I don’t have any regrets, all things considered. The lack of ports drove me to Pluralsight authorship, this blog, passive income, a healthy and growing client list, largely remote work, and all sorts of other things that make me think of a milder form of Nietzsche’s aphorism about things that don’t kill you making you stronger. But for those not looking to blaze or follow that high-burn trail, it’s nice to be able to say, “there are actually places where people care about the craft of software development and where writing unit tests is not considered some kind of high-fallutin, book learnin’ waste of time.” And I think that helping people who want to be at a place like that get to a place like that is a worthwhile use of time.
What I’m Doing
With all of that back story out of the way, let me get down to specifics of what I’m doing and why I’m talking about this. The way I see it, a natural step to figuring out how to match software developers to a software consultancy is to bypass the experience tuple conversations and head straight for sizing up code. For example, a company that values the test driven approach and has need of people to help on a Java project would do well to go find developers that write unit tests in Java. And it seems that one place to find them might be, say, Github. So rather than calling a recruiter to work on my behalf or spraying a message to thousands through LinkedIn or whatever, it’d be nice to get a list of people that would be likely to be matches up front, and then to have a human conversation with them.
And, by conversation, I mean just that. “Hey, found your code and was impressed with that trick you use to mock out the data access calls. I’m working with a company that values the kind of approach you take, so let’s chat if you’re ever looking for full time work or some contracting and moonlighting. Either way, maybe we could compare notes over pizza at the next user group.” Wouldn’t it be refreshingly humanizing if conversations about software work started this way?

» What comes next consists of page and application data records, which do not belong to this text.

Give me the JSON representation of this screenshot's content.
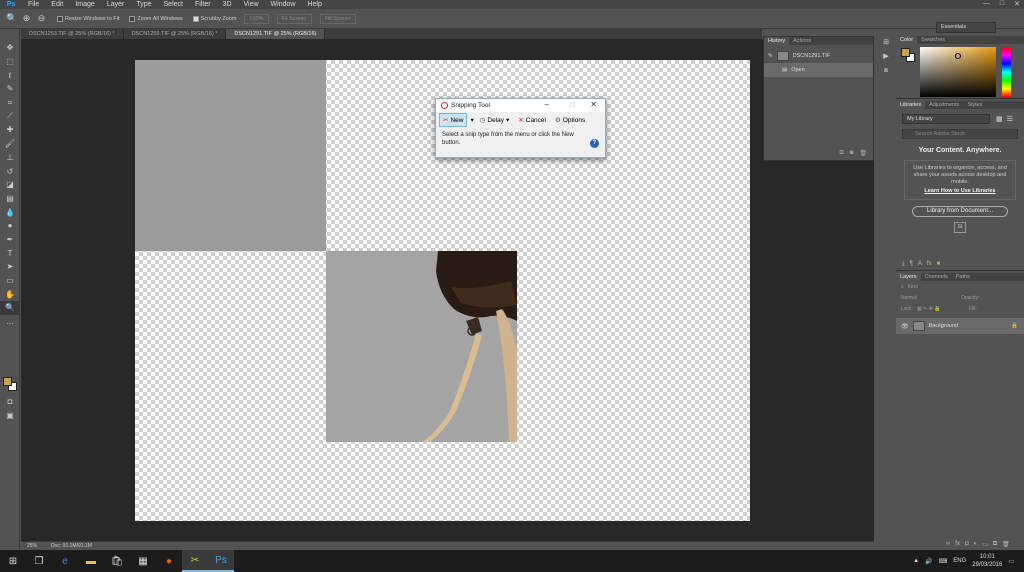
{
  "app": {
    "logo": "Ps"
  },
  "menu": [
    "File",
    "Edit",
    "Image",
    "Layer",
    "Type",
    "Select",
    "Filter",
    "3D",
    "View",
    "Window",
    "Help"
  ],
  "window_controls": [
    "—",
    "□",
    "✕"
  ],
  "options_bar": {
    "resize_windows": "Resize Windows to Fit",
    "zoom_all": "Zoom All Windows",
    "scrubby_zoom": "Scrubby Zoom",
    "btn_100": "100%",
    "btn_fit": "Fit Screen",
    "btn_fill": "Fill Screen",
    "workspace": "Essentials"
  },
  "doc_tabs": [
    {
      "label": "DSCN1253.TIF @ 25% (RGB/16) *",
      "active": false
    },
    {
      "label": "DSCN1259.TIF @ 25% (RGB/16) *",
      "active": false
    },
    {
      "label": "DSCN1291.TIF @ 25% (RGB/16)",
      "active": true
    }
  ],
  "status": {
    "zoom": "25%",
    "doc": "Doc: 91.1M/91.1M"
  },
  "snipping_tool": {
    "title": "Snipping Tool",
    "new": "New",
    "delay": "Delay",
    "cancel": "Cancel",
    "options": "Options",
    "message": "Select a snip type from the menu or click the New button."
  },
  "history_panel": {
    "tabs": [
      "History",
      "Actions"
    ],
    "snapshot": "DSCN1291.TIF",
    "step": "Open"
  },
  "color_panel": {
    "tabs": [
      "Color",
      "Swatches"
    ],
    "fg": "#c9a24a",
    "bg": "#ffffff"
  },
  "libraries_panel": {
    "tabs": [
      "Libraries",
      "Adjustments",
      "Styles"
    ],
    "library": "My Library",
    "search_placeholder": "Search Adobe Stock",
    "title": "Your Content. Anywhere.",
    "body": "Use Libraries to organize, access, and share your assets across desktop and mobile.",
    "link": "Learn How to Use Libraries",
    "button": "Library from Document...",
    "st": "St"
  },
  "layers_panel": {
    "tabs": [
      "Layers",
      "Channels",
      "Paths"
    ],
    "kind": "Kind",
    "blend": "Normal",
    "opacity": "Opacity:",
    "lock": "Lock:",
    "fill": "Fill:",
    "layer": "Background"
  },
  "taskbar": {
    "lang": "ENG",
    "time": "10:01",
    "date": "29/03/2016"
  }
}
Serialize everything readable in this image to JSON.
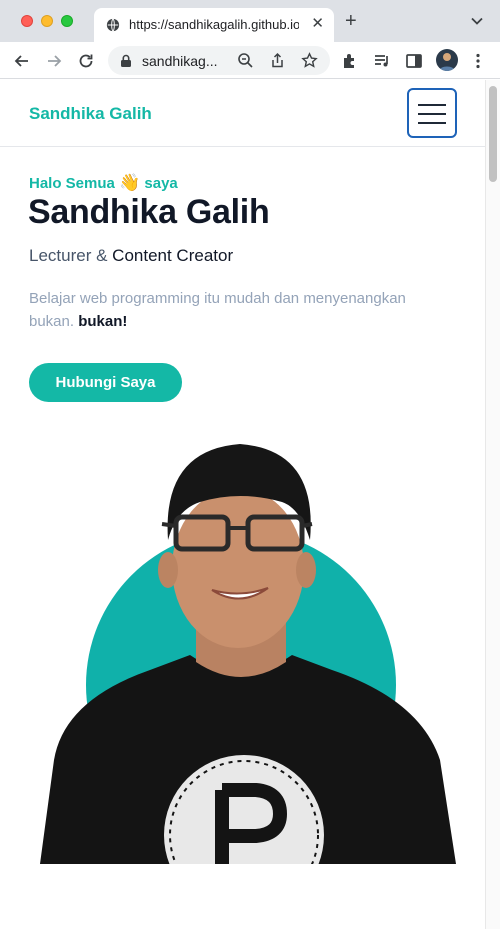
{
  "browser": {
    "tab_title": "https://sandhikagalih.github.io/",
    "tab_close": "✕",
    "new_tab": "+",
    "url": "sandhikag...",
    "icons": [
      "globe-icon",
      "chevron-down-icon",
      "back-icon",
      "forward-icon",
      "reload-icon",
      "lock-icon",
      "zoom-icon",
      "share-icon",
      "star-icon",
      "extensions-icon",
      "media-icon",
      "side-panel-icon",
      "profile-avatar",
      "kebab-menu-icon"
    ]
  },
  "site": {
    "brand": "Sandhika Galih",
    "greeting_prefix": "Halo Semua",
    "greeting_emoji": "👋",
    "greeting_suffix": "saya",
    "name": "Sandhika Galih",
    "role_primary": "Lecturer &",
    "role_secondary": "Content Creator",
    "description": "Belajar web programming itu mudah dan menyenangkan bukan.",
    "description_bold": "bukan!",
    "cta_label": "Hubungi Saya"
  },
  "colors": {
    "accent": "#14b8a6",
    "heading": "#111827",
    "muted": "#94a3b8",
    "hamburger_border": "#1e63b8"
  }
}
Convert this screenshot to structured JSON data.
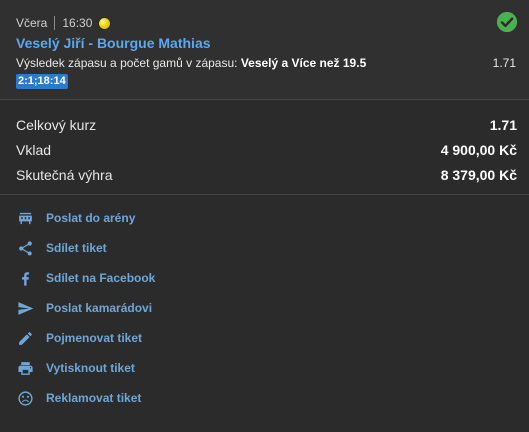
{
  "bet": {
    "day": "Včera",
    "time": "16:30",
    "sport_icon": "tennis-ball-icon",
    "status_icon": "check-circle-icon",
    "status_color": "#4caf50",
    "match": "Veselý Jiří - Bourgue Mathias",
    "market_label": "Výsledek zápasu a počet gamů v zápasu:",
    "selection": "Veselý a Více než 19.5",
    "odds": "1.71",
    "score": "2:1;18:14"
  },
  "totals": {
    "total_odds_label": "Celkový kurz",
    "total_odds_value": "1.71",
    "stake_label": "Vklad",
    "stake_value": "4 900,00 Kč",
    "win_label": "Skutečná výhra",
    "win_value": "8 379,00 Kč"
  },
  "actions": [
    {
      "label": "Poslat do arény",
      "icon": "arena-icon"
    },
    {
      "label": "Sdílet tiket",
      "icon": "share-icon"
    },
    {
      "label": "Sdílet na Facebook",
      "icon": "facebook-icon"
    },
    {
      "label": "Poslat kamarádovi",
      "icon": "send-icon"
    },
    {
      "label": "Pojmenovat tiket",
      "icon": "pencil-icon"
    },
    {
      "label": "Vytisknout tiket",
      "icon": "printer-icon"
    },
    {
      "label": "Reklamovat tiket",
      "icon": "sad-face-icon"
    }
  ],
  "colors": {
    "link": "#6ea6d6",
    "title": "#5aa8f0",
    "score_bg": "#2f79c9",
    "background": "#2b2b2b"
  }
}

Toward that end, I’ve started a project on github. Forgive me for the corny name, but I was making progress and needed to call it something, so I just picked something quick. But this whole post isn’t to announce that I’ve got a new github repo. I decided that, as long as I’d be working on a green field project that was neither proprietary nor top priority, I might as well do my gonzo coding experiment. So I’m going to screencast all of my development work on it. It’ll be like the Chess TDD series, but more raw and not for the primary purpose of instruction. It’ll be a unique opportunity to watch a developer build something from scratch with actual, production designs. It’s not Hello World or a code kata.
The first episode is below. Please note that, unlike the Chess TDD series, I’m not going to make a blog post out of every episode of this. I may tweet these as they go out, but it’s possible that I’ll forget. If you want to follow this, go to my youtube channel and subscribe. I will add them to a playlist. I’ve got about 12 or something recorded at the moment, and I’ll be adding more to the queue as I work on this project.
So hopefully this interests at least a few folks. I’m not curing cancer here or revolutionizing anything, per se, but my hope is that I can be a small part of pushing our industry toward better, more dignified ways of matching development skills with need.